First, defendant contends that defense trial counsel improperly elicited testimony from Damon regarding drugs. Specifically, defense trial counsel asked Damon whether she knew defendant, and in response Damon testified that she knew defendant from her “past” because her child’s father, Mike Wotring, received pills from defendant. While Damon had never met defendant face-to-face, she was certain that defendant was the same person who knew Wotring and gave him pills some 10 years earlier . . .

. . . Defense trial counsel attempted to discredit Damon’s testimony, pursuant to defendant’s requests, by showing that Damon did not actually know defendant and that the Mr. Cooper she knew to be a drug dealer was not the same person as defendant.
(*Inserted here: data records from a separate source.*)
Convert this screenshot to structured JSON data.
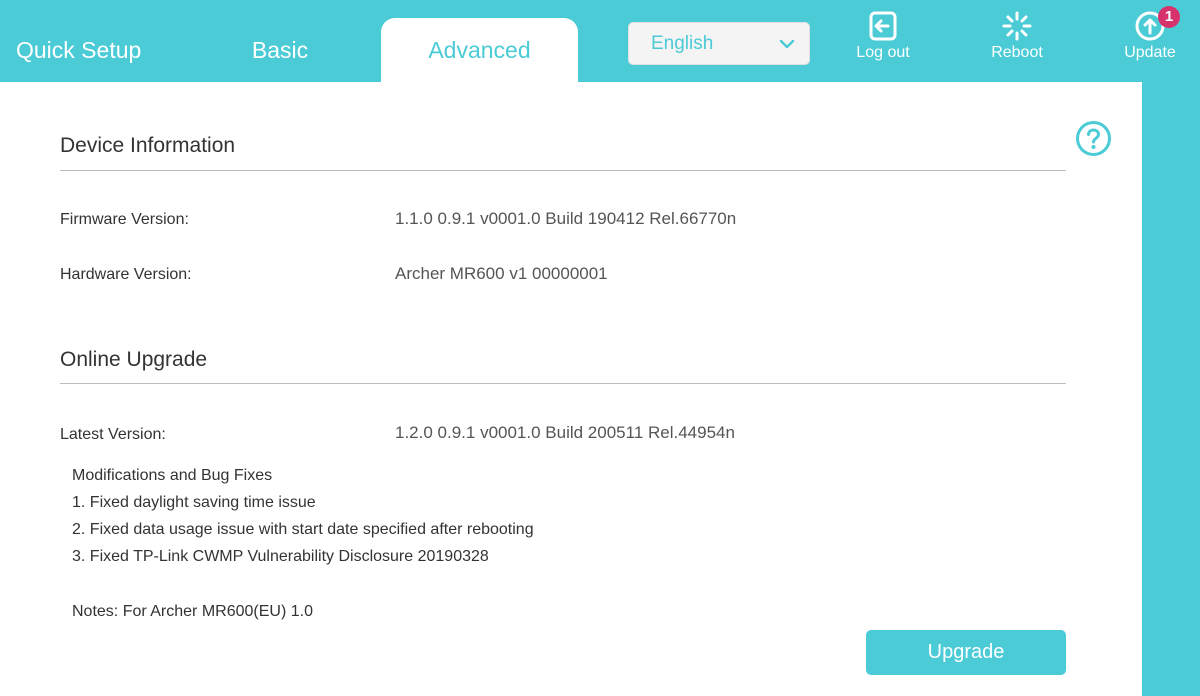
{
  "nav": {
    "tabs": [
      {
        "label": "Quick Setup"
      },
      {
        "label": "Basic"
      },
      {
        "label": "Advanced",
        "active": true
      }
    ],
    "language": {
      "selected": "English"
    },
    "tools": {
      "logout": {
        "label": "Log out",
        "icon": "logout-icon"
      },
      "reboot": {
        "label": "Reboot",
        "icon": "reboot-icon"
      },
      "update": {
        "label": "Update",
        "icon": "update-icon",
        "badge": "1"
      }
    }
  },
  "device_info": {
    "title": "Device Information",
    "firmware_label": "Firmware Version:",
    "firmware_value": "1.1.0 0.9.1 v0001.0 Build 190412 Rel.66770n",
    "hardware_label": "Hardware Version:",
    "hardware_value": "Archer MR600 v1 00000001"
  },
  "online_upgrade": {
    "title": "Online Upgrade",
    "latest_label": "Latest Version:",
    "latest_value": "1.2.0 0.9.1 v0001.0 Build 200511 Rel.44954n",
    "notes_lines": [
      "Modifications and Bug Fixes",
      "1. Fixed daylight saving time issue",
      "2. Fixed data usage issue with start date specified after rebooting",
      "3. Fixed TP-Link CWMP Vulnerability Disclosure 20190328"
    ],
    "notes_footer": "Notes: For Archer MR600(EU) 1.0",
    "upgrade_button": "Upgrade"
  },
  "colors": {
    "accent": "#4acbd6",
    "badge": "#d6336c"
  }
}
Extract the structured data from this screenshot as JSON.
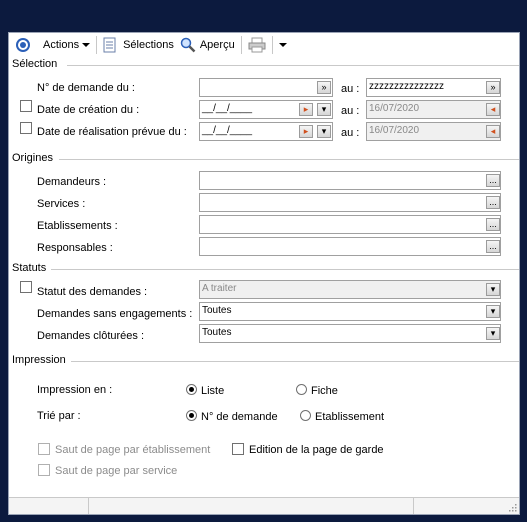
{
  "toolbar": {
    "actions_label": "Actions",
    "selections_label": "Sélections",
    "apercu_label": "Aperçu"
  },
  "selection": {
    "title": "Sélection",
    "num_demande_label": "N° de demande du :",
    "num_demande_from": "",
    "au_label": "au :",
    "num_demande_to": "zzzzzzzzzzzzzzz",
    "date_creation_label": "Date de création du :",
    "date_creation_from": "__/__/____",
    "date_creation_to": "16/07/2020",
    "date_realisation_label": "Date de réalisation prévue du :",
    "date_realisation_from": "__/__/____",
    "date_realisation_to": "16/07/2020"
  },
  "origines": {
    "title": "Origines",
    "demandeurs_label": "Demandeurs :",
    "services_label": "Services :",
    "etablissements_label": "Etablissements :",
    "responsables_label": "Responsables :",
    "ellipsis": "..."
  },
  "statuts": {
    "title": "Statuts",
    "statut_label": "Statut des demandes :",
    "statut_value": "A traiter",
    "sans_engagement_label": "Demandes sans engagements :",
    "sans_engagement_value": "Toutes",
    "cloturees_label": "Demandes clôturées :",
    "cloturees_value": "Toutes"
  },
  "impression": {
    "title": "Impression",
    "impression_en_label": "Impression en :",
    "liste_label": "Liste",
    "fiche_label": "Fiche",
    "trie_par_label": "Trié par :",
    "num_demande_option": "N° de demande",
    "etablissement_option": "Etablissement",
    "saut_etab_label": "Saut de page par établissement",
    "edition_garde_label": "Edition de la page de garde",
    "saut_service_label": "Saut de page par service"
  },
  "colors": {
    "background": "#0c1a3e",
    "accent": "#2b5fb8"
  }
}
Thus, trial counsel’s performance with regard to questioning Damon was constitutionally effective.

Second, defendant contends that his trial counsel was ineffective for failing to object to the prosecution’s questioning of Detective Luann Bearden regarding police searches of two residences associated with defendant which resulted in narcotics being removed from at least one of the location searched . . .

. . . It is unclear how this testimony was prejudicial at all given defendant’s own unchallenged statements to Bearden that on December 29, 2012, defendant used “a lot” of drugs, including the use of crack cocaine. In other words, even if we rejected defense trial counsel’s testimony that this testimony “played into [defendant’s] trial strategy,” this additional fact was not prejudicial because of defendant’s admitted drug use. Consequently, defense trial counsel’s failure to object to the prosecution’s question does not constitute ineffective assistance of counsel. People v Thomas, 260 Mich App 450, 457; 678 NW2d 631 (2004).

Third, defendant contends that his trial counsel improperly “opened the door” to Miller testifying that defendant had previously assaulted her when she was high, prejudicing defendant. Once again, we disagree . . .

. . . Defense trial counsel’s questioning of Miller did allow Miller to testify about her fear of defendant because he had previously assaulted her. However, this was a consequence of the overall trial strategy in questioning Miller—which was to point out Miller’s heavy use of drugs and how it affected her perceptions. “A failed strategy does not constitute deficient performance.” People v Petri, 279 Mich App 407, 412; 760 NW2d 882 (2008). Thus, defense trial counsel’s performance did not constitute ineffective assistance.

Fourth, defendant contends that defense trial counsel was ineffective for failing to object to McCarver’s testimony that defendant was his best customer and purchased $500 to $1,000 worth of crack cocaine each time that he purchased drugs from McCarver . . .

. . . Defense trial counsel’s decision not to object was trial strategy, based on the idea that McCarver’s testimony was unbelievable. Because this Court will not subsitute its judgment for counsel’s judgment as it relates to trial strategy, defendant’s argument that his trial counsel was ineffective for eliciting prejudicial testimony that defendant was involved in selling drugs fails. Unger, 278 Mich App at 242-243.